  • Meal plans can be tremendously helpful when they're used appropriately for short periods of time and customized to the individual's needs (they are not necessary, but very helpful for busy people). 
  • Weight lost while using a meal plan can be sustained, but education must be provided to the person on the meal plan because eating less calories than needed will slow their metabolism thus decreasing the amount of food an individual can tolerate without weight gain.
  • Final Tip...honor your body, be smart, use logic, do your homework & ask questions!!!

Sunday, April 17, 2016

A Healthier Snack Solution...

I don't know about you, but I love to snack and because of my odd schedule it's important to have some options on hand. It can be hard to find snacks that are healthy, void of added chemicals, and that are also convenient and affordable. As a kid, my mom made homemade popcorn for my sister's and I all the time, but it was normally covered in butter and salt which tasted great, but as I got older I stopped eating it because I knew it was unhealthy. My friend Staci inspired me to make a healthier version that packs some healthy fats, lots of fiber and B vitamins. I hope you enjoy it as much as my hubby and I do!

Spiced Popcorn

1/3 cup Popcorn Kernels (unpopped)
4 Tbsp Avocado Oil (Coconut or other high temp oils work well too)
1/3 cup Nutritional Yeast
1.5 Tsp Garlic Powder
1.5 Tsp Chili Powder
1.5 Tsp Turmeric
1.5 Tsp Sea Salt


1. Mix the spices and nutritional yeast together and set aside.

2. Pour 2 Tbsp of the oil in a large stock pot. Add the kernels and mix the kernels with the oil until coated with oil.

3. Place on high heat and cover. Shake the pot every 30 second or so and wait to hear the popping noise. When 3 seconds passes between popping sounds remove the pan from heat and uncover.

4. Drizzle the remaining oil on top and gently stir or shake in the spices. The turmeric gives it the yellow color so it looks buttery. The measurements above will make your popcorn mildly spiced, but if you like more of a punch add more of your favorite spices.

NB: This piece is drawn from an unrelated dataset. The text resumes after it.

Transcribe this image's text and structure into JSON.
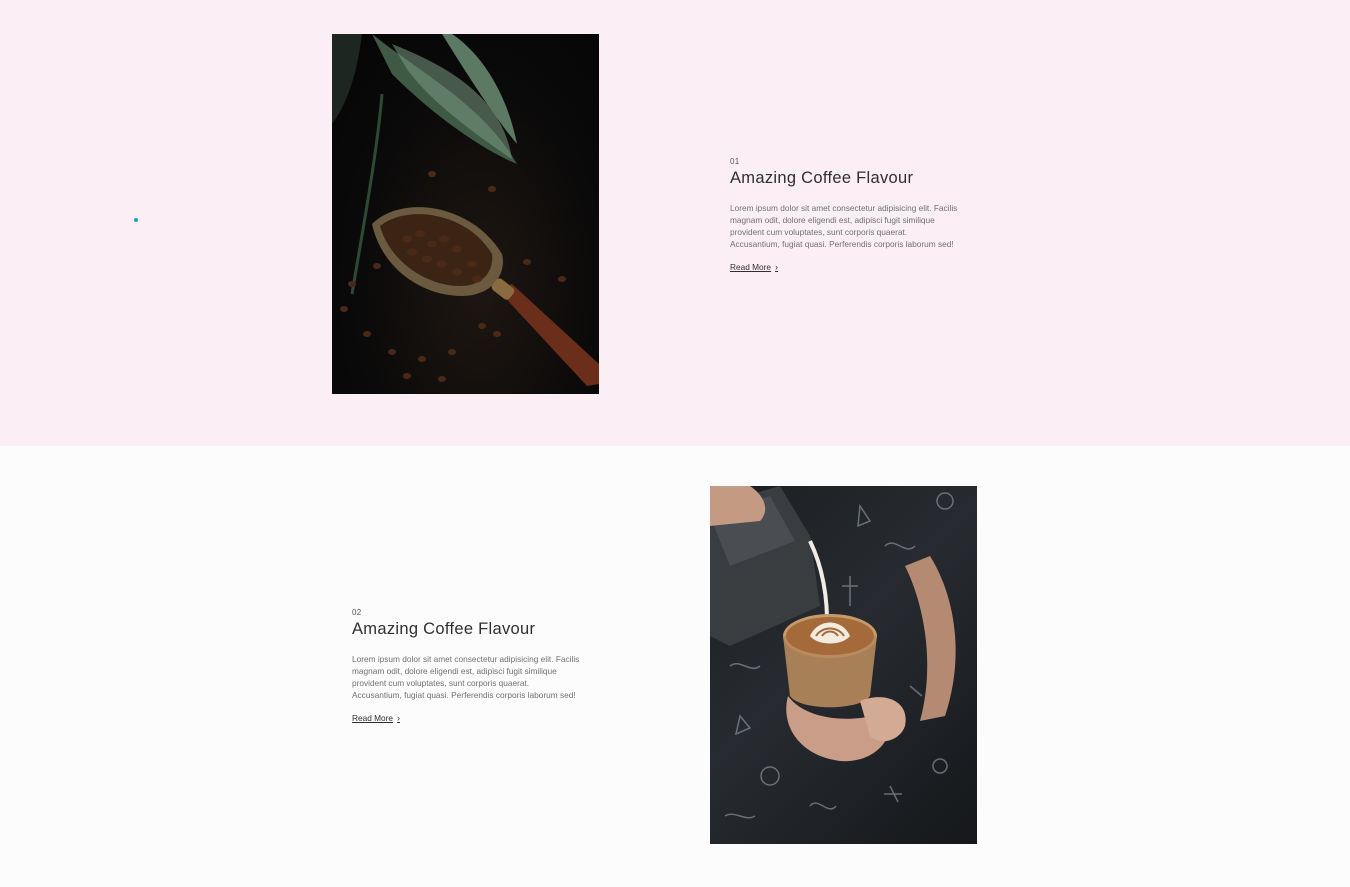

5. Enjoy and if you want to read about the "Is popcorn bad for you?" question check out this blog post.